The Equal Justice Society joined a number of organizations in signing a letter in support of a California bill that would give school districts the tools necessary to keep kids in school.
The bill is AB 2489, introduced by Calif. Assemblymember Kevin McCarty and sponsored by Restorative Schools Vision Project (RSVP).
This historic legislation would empower school districts wishing to implement Restorative Justice (RJ) and Social Emotional Learning on their K-12 campuses. These positive practices have been proven to help build healthy, productive school communities and offer educators a much needed alternative to harsh punishments.
All across America, “zero tolerance” punishment is being replaced by Restorative Justice and other proven approaches to conflict that do not disproportionately penalize students of color, foster youth, Native American children, English learners, LGBTQ students, and others.
Instead of burying these young scholars and their teachers under harmful zero tolerance policies, schools are poised to become communities of learning, respect, creativity, and growth. This bill provides California educators needed support to understand and implement RJ best practices
Data from the United States Department of Education proves that black students are suspended from school at more than three times the rates of their white peers. This shameful bias and disparity has created what is called “the school-to-prison pipeline.” Suspended students are more likely to drop out of school, and even a single suspension triples the likelihood that the student will be engaged with the juvenile justice system within a year.
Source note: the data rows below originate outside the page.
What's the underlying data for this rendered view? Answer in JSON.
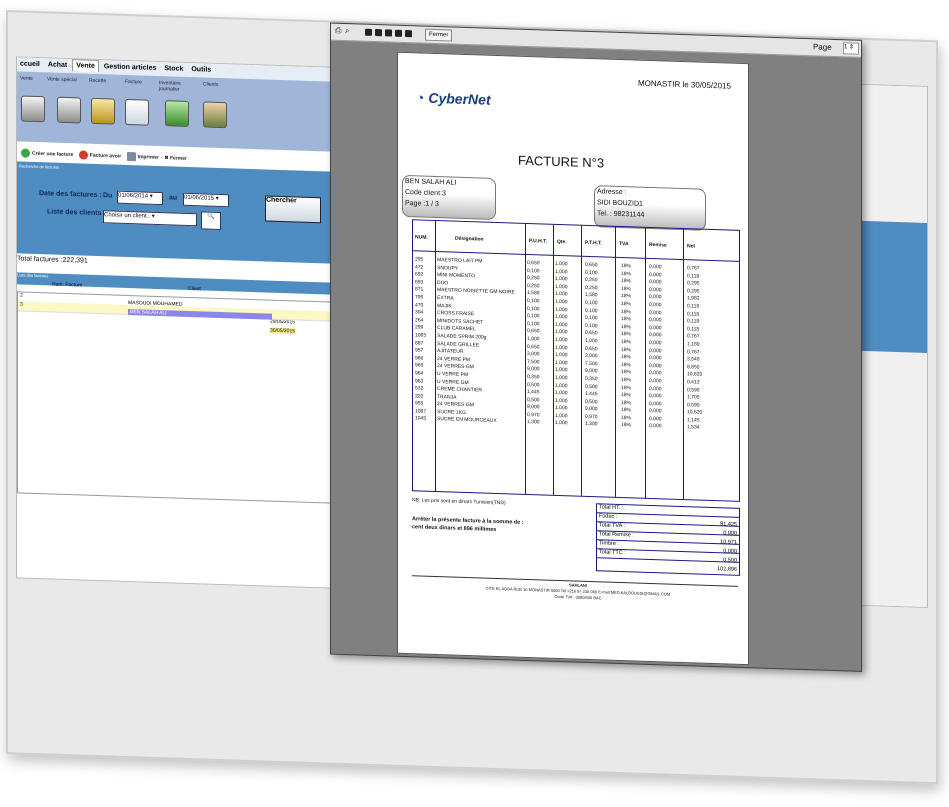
{
  "app": {
    "menu": [
      "ccueil",
      "Achat",
      "Vente",
      "Gestion articles",
      "Stock",
      "Outils"
    ],
    "ribbon": [
      "Vente",
      "Vente spécial",
      "Recette",
      "Facture",
      "Inventaire journalier",
      "Clients"
    ],
    "toolbar": [
      "Créer une facture",
      "Facture avoir",
      "Imprimer",
      "Fermer"
    ],
    "search": {
      "section": "Recherche de factures",
      "date_label": "Date des factures :",
      "du": "Du",
      "date_from": "01/06/2014",
      "au": "au",
      "date_to": "01/06/2015",
      "clients_label": "Liste des clients :",
      "clients_value": "Choisir un client..",
      "button": "Chercher"
    },
    "total": "Total factures :222,391",
    "list_header": "Liste des factures",
    "columns": [
      "Num. Facture",
      "Client"
    ],
    "rows": [
      {
        "num": "2",
        "client": "MASOUDI MOUHAMED",
        "date": "29/05/2015"
      },
      {
        "num": "3",
        "client": "BEN SALAH ALI",
        "date": "30/05/2015"
      }
    ]
  },
  "preview": {
    "fermer": "Fermer",
    "page_label": "Page",
    "page_value": "1"
  },
  "invoice": {
    "logo": "CyberNet",
    "place_date": "MONASTIR le 30/05/2015",
    "title": "FACTURE N°3",
    "client_box": [
      "BEN SALAH ALI",
      "Code client:3",
      "Page :1 / 3"
    ],
    "address_box": [
      "Adresse :",
      "SIDI BOUZID1",
      "Tel. : 98231144"
    ],
    "headers": [
      "NUM.",
      "Désignation",
      "P.U.H.T.",
      "Qte.",
      "P.T.H.T.",
      "TVA",
      "Remise",
      "Net"
    ],
    "num": [
      "295",
      "472",
      "692",
      "693",
      "871",
      "795",
      "470",
      "304",
      "264",
      "299",
      "1065",
      "887",
      "957",
      "966",
      "965",
      "964",
      "963",
      "532",
      "220",
      "955",
      "1087",
      "1045"
    ],
    "designation": [
      "MAESTRO LAIT PM",
      "SNOUPY",
      "MINI MOMENTO",
      "DUO",
      "MAESTRO NOISETTE GM NOIRE",
      "EXTRA",
      "MAJIK",
      "CROSS FRAISE",
      "MINIDOTS SACHET",
      "CLUB CARAMEL",
      "SALADE SPRIM 200g",
      "SALADE GRILLEE",
      "AJITATEUR",
      "24 VERRE PM",
      "24 VERRES GM",
      "U VERRE PM",
      "U VERRE GM",
      "CREME CHANTIER",
      "TRANJA",
      "24 VERRES GM",
      "SUCRE 1KG",
      "SUCRE EN MOURCEAUX"
    ],
    "puht": [
      "0,650",
      "0,100",
      "0,250",
      "0,250",
      "1,580",
      "0,100",
      "0,100",
      "0,100",
      "0,100",
      "0,650",
      "1,000",
      "0,650",
      "3,000",
      "7,500",
      "9,000",
      "0,350",
      "0,500",
      "1,445",
      "0,500",
      "9,000",
      "0,970",
      "1,300"
    ],
    "qte": [
      "1,000",
      "1,000",
      "1,000",
      "1,000",
      "1,000",
      "1,000",
      "1,000",
      "1,000",
      "1,000",
      "1,000",
      "1,000",
      "1,000",
      "1,000",
      "1,000",
      "1,000",
      "1,000",
      "1,000",
      "1,000",
      "1,000",
      "1,000",
      "1,000",
      "1,000"
    ],
    "ptht": [
      "0,650",
      "0,100",
      "0,250",
      "0,250",
      "1,580",
      "0,100",
      "0,100",
      "0,100",
      "0,100",
      "0,650",
      "1,000",
      "0,650",
      "3,000",
      "7,500",
      "9,000",
      "0,350",
      "0,500",
      "1,445",
      "0,500",
      "9,000",
      "0,970",
      "1,300"
    ],
    "tva": [
      "18%",
      "18%",
      "18%",
      "18%",
      "18%",
      "18%",
      "18%",
      "18%",
      "18%",
      "18%",
      "18%",
      "18%",
      "18%",
      "18%",
      "18%",
      "18%",
      "18%",
      "18%",
      "18%",
      "18%",
      "18%",
      "18%"
    ],
    "remise": [
      "0,000",
      "0,000",
      "0,000",
      "0,000",
      "0,000",
      "0,000",
      "0,000",
      "0,000",
      "0,000",
      "0,000",
      "0,000",
      "0,000",
      "0,000",
      "0,000",
      "0,000",
      "0,000",
      "0,000",
      "0,000",
      "0,000",
      "0,000",
      "0,000",
      "0,000"
    ],
    "net": [
      "0,767",
      "0,118",
      "0,295",
      "0,295",
      "1,982",
      "0,118",
      "0,118",
      "0,118",
      "0,118",
      "0,767",
      "1,180",
      "0,767",
      "3,540",
      "8,850",
      "10,620",
      "0,413",
      "0,590",
      "1,705",
      "0,590",
      "10,620",
      "1,145",
      "1,534"
    ],
    "note": "NB: Les prix sont en dinars Tunisien(TND)",
    "totals": [
      {
        "label": "Total HT. :",
        "value": ""
      },
      {
        "label": "Fodec :",
        "value": "91,425"
      },
      {
        "label": "Total TVA :",
        "value": "0,000"
      },
      {
        "label": "Total Remise :",
        "value": "10,971"
      },
      {
        "label": "Timbre :",
        "value": "0,000"
      },
      {
        "label": "Total TTC :",
        "value": "0,500"
      },
      {
        "label": "",
        "value": "102,896"
      }
    ],
    "arret": [
      "Arrêter la présente facture à la somme de :",
      "cent deux dinars et 896 millimes"
    ],
    "footer": [
      "CITE EL AGBA RUE 10 MONASTIR 5000 Tel:+216 97 236 060 E-mail:MED.KALBOUSSI@GMAIL.COM",
      "SAHLANI",
      "Code TVA : 0000/000 BAC"
    ]
  }
}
These civil rights violations caused the U.S. Department of Justice and the U.S. Department of Education to issue new guidelines for school districts to reduce and replace their reliance on punitive school discipline policies. “Equality in education is one of the most pressing civil rights issues of our time. To help close the achievement gap, we must use alternatives to school discipline policies such as restorative justice, to keep our kids in the classroom so they can succeed,” said Assemblymember Kevin McCarty.
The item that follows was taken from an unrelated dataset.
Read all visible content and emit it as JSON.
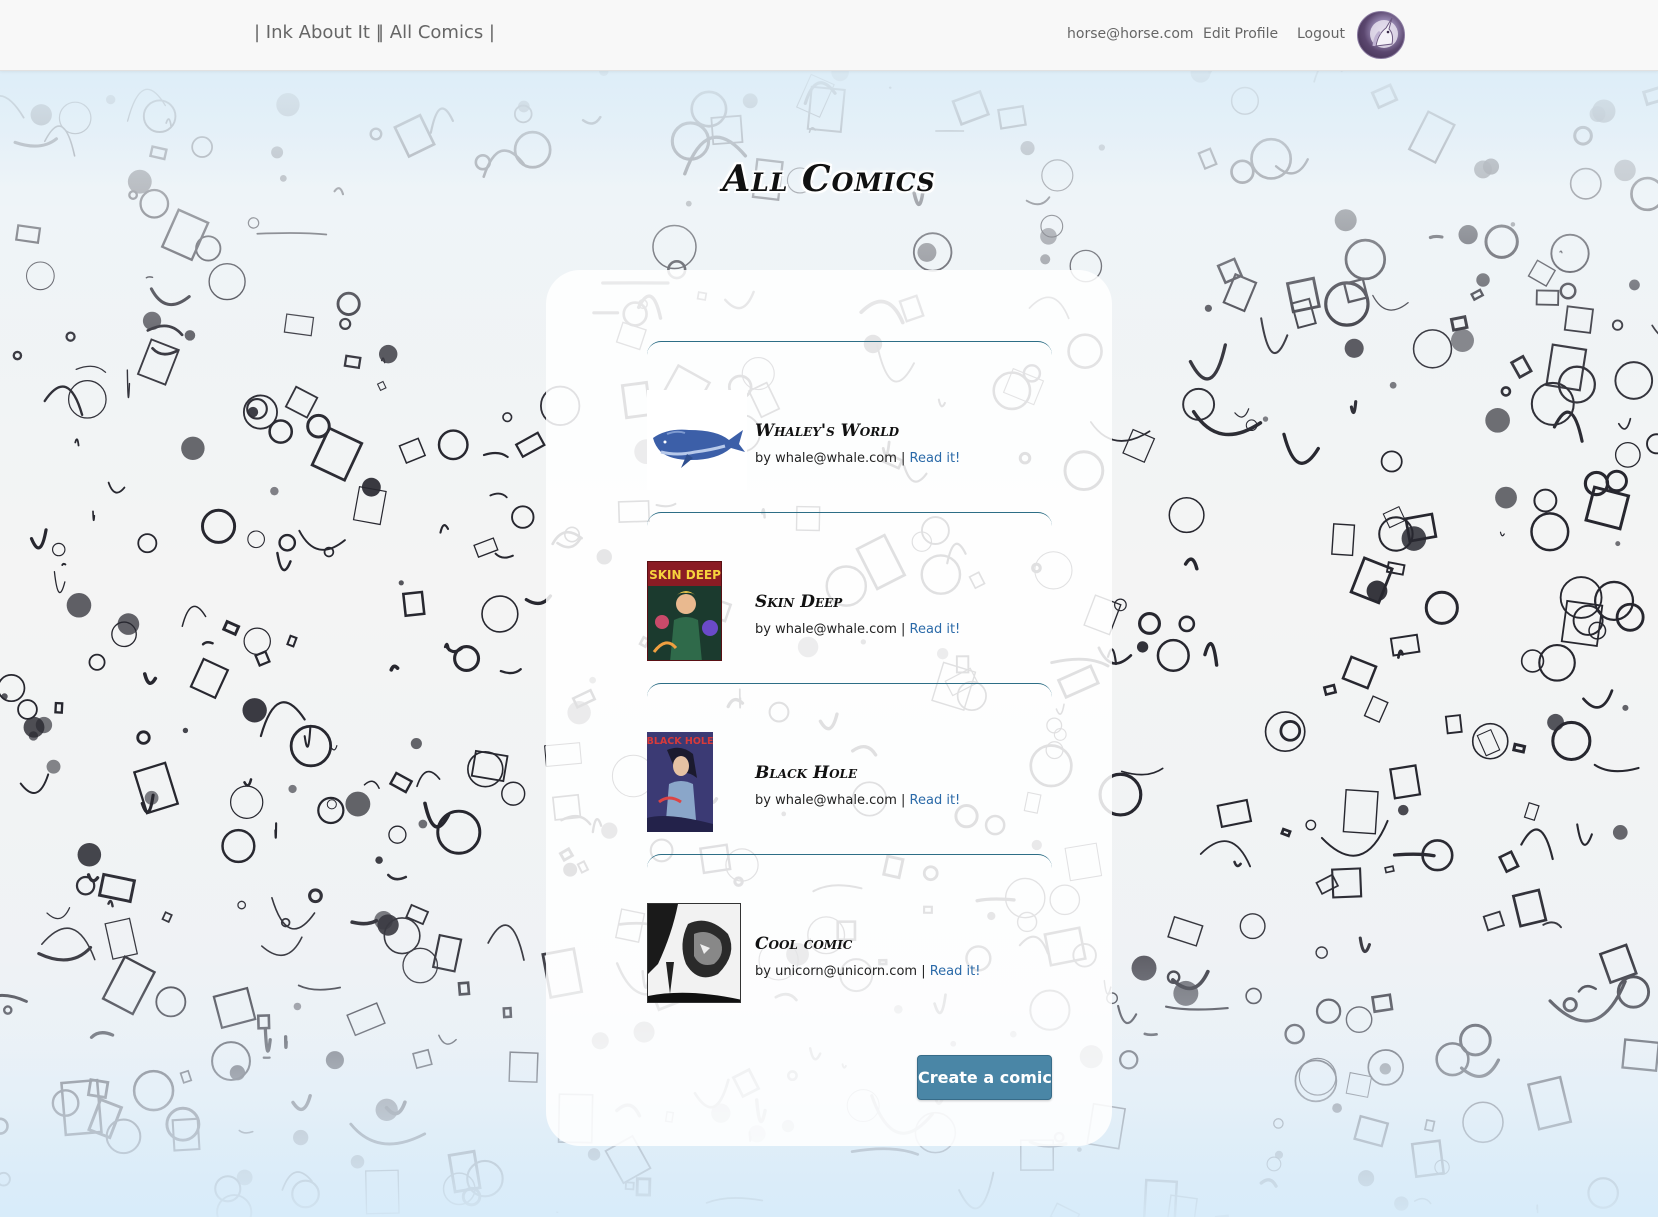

Restorative Justice responds to deeper challenges that school communities face in the 21st century. Schools practicing RJ use a range of community building, preventative, and responsive practices that respectfully engage students to move from being part of the problem to being part of the solution.
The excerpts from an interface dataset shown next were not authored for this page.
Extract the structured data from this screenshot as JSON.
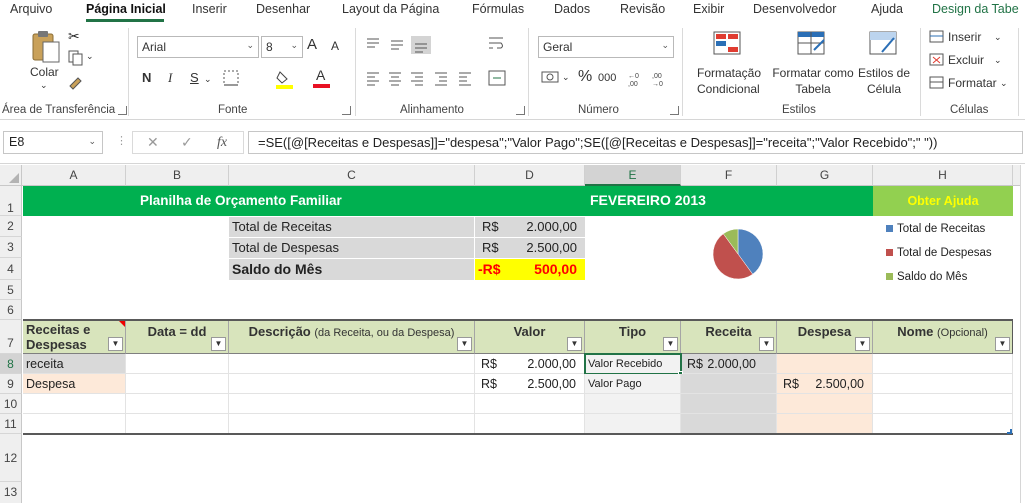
{
  "menu": [
    "Arquivo",
    "Página Inicial",
    "Inserir",
    "Desenhar",
    "Layout da Página",
    "Fórmulas",
    "Dados",
    "Revisão",
    "Exibir",
    "Desenvolvedor",
    "Ajuda",
    "Design da Tabe"
  ],
  "ribbon": {
    "clipboard": {
      "paste": "Colar",
      "label": "Área de Transferência"
    },
    "font": {
      "name": "Arial",
      "size": "8",
      "bold": "N",
      "italic": "I",
      "underline": "S",
      "label": "Fonte",
      "grow": "A",
      "shrink": "A"
    },
    "alignment": {
      "label": "Alinhamento"
    },
    "number": {
      "format": "Geral",
      "label": "Número",
      "percent": "%",
      "thousands": "000"
    },
    "styles": {
      "conditional": "Formatação Condicional",
      "table": "Formatar como Tabela",
      "cell": "Estilos de Célula",
      "label": "Estilos"
    },
    "cells": {
      "insert": "Inserir",
      "delete": "Excluir",
      "format": "Formatar",
      "label": "Células"
    }
  },
  "formula_bar": {
    "name_box": "E8",
    "fx": "fx",
    "formula": "=SE([@[Receitas e  Despesas]]=\"despesa\";\"Valor Pago\";SE([@[Receitas e  Despesas]]=\"receita\";\"Valor Recebido\";\" \"))"
  },
  "columns": [
    "A",
    "B",
    "C",
    "D",
    "E",
    "F",
    "G",
    "H"
  ],
  "rows": [
    "1",
    "2",
    "3",
    "4",
    "5",
    "6",
    "7",
    "8",
    "9",
    "10",
    "11",
    "12",
    "13"
  ],
  "sheet": {
    "title": "Planilha de Orçamento Familiar",
    "month": "FEVEREIRO  2013",
    "help": "Obter Ajuda",
    "summary": [
      {
        "label": "Total de Receitas",
        "cur": "R$",
        "value": "2.000,00"
      },
      {
        "label": "Total de Despesas",
        "cur": "R$",
        "value": "2.500,00"
      },
      {
        "label": "Saldo do Mês",
        "cur": "-R$",
        "value": "500,00"
      }
    ],
    "headers": {
      "a": "Receitas e Despesas",
      "b": "Data = dd",
      "c_main": "Descrição",
      "c_sub": "(da Receita, ou da Despesa)",
      "d": "Valor",
      "e": "Tipo",
      "f": "Receita",
      "g": "Despesa",
      "h_main": "Nome",
      "h_sub": "(Opcional)"
    },
    "row8": {
      "a": "receita",
      "d_cur": "R$",
      "d_val": "2.000,00",
      "e": "Valor Recebido",
      "f_cur": "R$",
      "f_val": "2.000,00"
    },
    "row9": {
      "a": "Despesa",
      "d_cur": "R$",
      "d_val": "2.500,00",
      "e": "Valor Pago",
      "g_cur": "R$",
      "g_val": "2.500,00"
    }
  },
  "chart_data": {
    "type": "pie",
    "categories": [
      "Total de Receitas",
      "Total de Despesas",
      "Saldo do Mês"
    ],
    "values": [
      2000,
      2500,
      500
    ],
    "colors": [
      "#4f81bd",
      "#c0504d",
      "#9bbb59"
    ],
    "legend": "right"
  }
}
Children at all levels learn with their teachers how to repair harm and build community using classroom “circles”. Students and teachers actually sit in a circle and have open conversations. They get to know one another and build common bonds, learn from each other and become more invested in their shared success. RJ works to address the underlying causes for behavioral and truancy issues, and aims to engage students in a process whereby they gain insight and learn from their mistakes.
“Kids who are chronically absent, truant or face repeated punishment from schools need more help not less,” said RSVP President Stella Connell Levy. “Many of these kids come from homes and communities where trauma, stress, and violence are their reality. Zero tolerance policies do absolutely nothing to offer the compassionate support needed to address the underlying issues for disruptive behavior.”
AB 2489 empowers youth the opportunity to explore how disruptive actions impact their learning experience and that of their peers. They are encouraged to take action to repair the harm, and make the changes necessary to prevent harmful behaviors in the future.
RSVP is a California nonprofit dedicated to ending the school-to-prison pipeline by changing the discipline paradigm from zero tolerance punishment to Restorative Justice. RSVP was founded as a response to the crisis in public school education brought about by the disproportionate impact of suspensions and expulsions on students of color, students with disabilities, LGBTQ youth, and other marginalized groups.
“This bill is a historic achievement for the movement to disrupt the-school-to-prison pipeline,” said RSVP Executive Director Ali Cooper. “California students deserve a pathway through the schoolhouse not the jail house.”
Visit http://restorativeschoolsproject.org to learn more.